Leading the movement towards sustainable land management in Scotland

Our new Landscape Leadership programme enables ambitious and forward-looking individuals to take action against the biggest challenges facing Scotland and the world: wildlife collapse and climate change.

The programme brings together a network of leaders who want to work collaboratively towards a sustainable land management movement in Scotland.

Participants develop the strategic and leadership skills needed to make transformative environmental change at a landscape scale.

What is Landscape Leadership?

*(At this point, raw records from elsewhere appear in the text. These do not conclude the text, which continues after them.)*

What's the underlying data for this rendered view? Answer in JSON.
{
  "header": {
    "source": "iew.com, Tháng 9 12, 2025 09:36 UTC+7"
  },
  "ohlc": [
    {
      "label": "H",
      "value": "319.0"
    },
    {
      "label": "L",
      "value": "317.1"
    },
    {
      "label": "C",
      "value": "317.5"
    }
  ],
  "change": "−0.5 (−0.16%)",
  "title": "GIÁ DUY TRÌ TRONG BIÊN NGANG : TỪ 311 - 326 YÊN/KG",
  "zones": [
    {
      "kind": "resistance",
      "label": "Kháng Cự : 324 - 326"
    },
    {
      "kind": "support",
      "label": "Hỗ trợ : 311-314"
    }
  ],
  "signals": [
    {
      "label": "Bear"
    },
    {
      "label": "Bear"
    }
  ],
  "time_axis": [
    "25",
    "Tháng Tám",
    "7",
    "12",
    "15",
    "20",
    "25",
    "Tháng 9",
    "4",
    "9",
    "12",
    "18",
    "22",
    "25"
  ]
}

The goal of the programme is to enable, empower, and connect influential leaders across Scotland, building their capacity to make change. This will feed into an environmental movement in Scotland that will embed positive change across the rural sector.

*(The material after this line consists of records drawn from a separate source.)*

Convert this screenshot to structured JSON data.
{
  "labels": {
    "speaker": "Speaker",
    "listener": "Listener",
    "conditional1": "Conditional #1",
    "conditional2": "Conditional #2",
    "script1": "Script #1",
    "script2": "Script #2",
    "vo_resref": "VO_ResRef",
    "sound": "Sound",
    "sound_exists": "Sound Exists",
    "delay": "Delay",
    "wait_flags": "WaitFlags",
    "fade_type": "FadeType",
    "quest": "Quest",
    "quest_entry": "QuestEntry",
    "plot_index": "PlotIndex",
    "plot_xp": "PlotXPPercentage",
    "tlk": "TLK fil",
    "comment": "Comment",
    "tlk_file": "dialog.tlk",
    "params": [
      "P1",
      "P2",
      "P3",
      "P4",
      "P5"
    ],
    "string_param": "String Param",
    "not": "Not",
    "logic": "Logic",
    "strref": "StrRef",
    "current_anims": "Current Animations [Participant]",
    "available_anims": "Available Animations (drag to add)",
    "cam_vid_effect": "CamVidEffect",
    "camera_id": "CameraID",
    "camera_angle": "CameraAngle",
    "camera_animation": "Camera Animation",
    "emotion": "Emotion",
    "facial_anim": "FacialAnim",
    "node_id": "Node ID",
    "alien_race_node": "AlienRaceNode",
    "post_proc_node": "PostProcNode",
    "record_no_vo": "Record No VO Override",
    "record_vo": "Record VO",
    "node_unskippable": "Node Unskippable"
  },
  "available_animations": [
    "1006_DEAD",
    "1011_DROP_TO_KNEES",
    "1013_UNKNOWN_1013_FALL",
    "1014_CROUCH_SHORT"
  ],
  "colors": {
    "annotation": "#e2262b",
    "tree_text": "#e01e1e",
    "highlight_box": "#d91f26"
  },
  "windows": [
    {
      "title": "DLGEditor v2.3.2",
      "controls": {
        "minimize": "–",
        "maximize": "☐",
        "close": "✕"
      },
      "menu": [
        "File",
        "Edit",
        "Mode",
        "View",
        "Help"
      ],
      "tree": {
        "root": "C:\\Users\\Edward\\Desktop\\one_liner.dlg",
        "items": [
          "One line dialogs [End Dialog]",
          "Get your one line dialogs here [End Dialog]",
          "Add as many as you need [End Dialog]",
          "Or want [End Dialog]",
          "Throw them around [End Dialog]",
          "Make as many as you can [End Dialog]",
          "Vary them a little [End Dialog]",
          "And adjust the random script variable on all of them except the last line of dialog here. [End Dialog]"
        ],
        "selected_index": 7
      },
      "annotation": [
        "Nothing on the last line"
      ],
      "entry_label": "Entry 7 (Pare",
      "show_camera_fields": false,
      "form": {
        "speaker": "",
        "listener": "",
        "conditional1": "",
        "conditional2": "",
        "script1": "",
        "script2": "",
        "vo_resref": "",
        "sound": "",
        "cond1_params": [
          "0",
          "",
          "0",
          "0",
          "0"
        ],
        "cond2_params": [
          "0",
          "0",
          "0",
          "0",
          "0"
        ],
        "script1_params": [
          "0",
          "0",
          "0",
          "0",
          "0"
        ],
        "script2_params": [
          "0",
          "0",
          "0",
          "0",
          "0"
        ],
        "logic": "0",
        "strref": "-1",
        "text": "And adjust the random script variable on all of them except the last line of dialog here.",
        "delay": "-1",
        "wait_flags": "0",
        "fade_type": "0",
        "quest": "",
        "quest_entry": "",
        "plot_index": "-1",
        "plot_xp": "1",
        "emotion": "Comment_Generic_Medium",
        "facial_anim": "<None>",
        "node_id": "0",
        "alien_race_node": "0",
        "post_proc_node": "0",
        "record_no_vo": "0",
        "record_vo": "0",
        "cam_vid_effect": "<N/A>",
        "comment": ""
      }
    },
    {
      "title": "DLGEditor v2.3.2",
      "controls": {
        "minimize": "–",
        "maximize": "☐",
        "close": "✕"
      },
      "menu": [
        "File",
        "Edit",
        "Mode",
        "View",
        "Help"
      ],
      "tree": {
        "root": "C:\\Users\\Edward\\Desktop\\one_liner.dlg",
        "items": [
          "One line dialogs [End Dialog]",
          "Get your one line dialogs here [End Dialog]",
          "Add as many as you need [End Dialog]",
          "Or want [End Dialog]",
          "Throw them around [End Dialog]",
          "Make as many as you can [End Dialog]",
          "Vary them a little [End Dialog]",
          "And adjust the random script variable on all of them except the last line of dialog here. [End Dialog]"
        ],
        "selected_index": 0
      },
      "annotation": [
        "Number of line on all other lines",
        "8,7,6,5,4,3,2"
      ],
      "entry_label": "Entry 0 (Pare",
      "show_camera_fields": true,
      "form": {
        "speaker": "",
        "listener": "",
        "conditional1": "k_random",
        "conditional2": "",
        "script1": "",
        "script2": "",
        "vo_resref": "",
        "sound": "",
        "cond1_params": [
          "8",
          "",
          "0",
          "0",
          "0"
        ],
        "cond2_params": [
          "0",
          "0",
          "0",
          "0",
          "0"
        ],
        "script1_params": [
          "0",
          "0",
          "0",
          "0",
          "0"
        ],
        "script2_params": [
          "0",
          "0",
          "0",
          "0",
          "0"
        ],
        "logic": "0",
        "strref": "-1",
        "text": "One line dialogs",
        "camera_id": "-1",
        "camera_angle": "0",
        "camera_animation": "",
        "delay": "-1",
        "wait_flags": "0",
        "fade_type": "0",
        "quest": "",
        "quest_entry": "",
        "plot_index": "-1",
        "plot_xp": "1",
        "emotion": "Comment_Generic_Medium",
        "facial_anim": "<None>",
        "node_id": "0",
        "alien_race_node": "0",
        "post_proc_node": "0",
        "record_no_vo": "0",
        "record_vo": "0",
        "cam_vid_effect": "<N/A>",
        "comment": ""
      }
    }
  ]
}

Why are we running the programme?

We are facing potentially devastating impacts of climate change, and we need land management that provides environmental, economic and social benefits, to help build a more resilient rural sector.

Who is involved?

  • David Michie, Deputy Director at Soil Association Scotland, programme lead
  • Emma Cooper, programme facilitator and coach
  • Stephen Young, Head of Policy at Scottish Land & Estates

Programme activities

The pilot programme was delivered over the course of two residential sessions and a series of online webinars between January and October 2020.

The residential sessions took place at Drumlanrig Castle and Loch Lomond, before the lockdown in Scotland required us to move online.

Participants worked towards a Landscape Management Plan to balance economic, social and environmental priorities within the landscape they manage, influence policy in Scotland, and engage with communities and stakeholders.

Leadership coaching between sessions helped participants turn their aspirations into tailored project plans they can act on.

Programme participants 2020

We were delighted by the mix of landowners who participated in the 2020 pilot programme, comprising land owners, managers, NGOs an a community trust. Collectively, the group manage over 75,000 acres of land, and despite a diverse set of aims and priorities, all were united in their desire to restore nature and mitigate climate change for Scotland’s future generations. 

Want to get involved?

If you’re interested in learning more about the 2020 pilot programme, or want to hear news of future programmes, we would love to hear from you.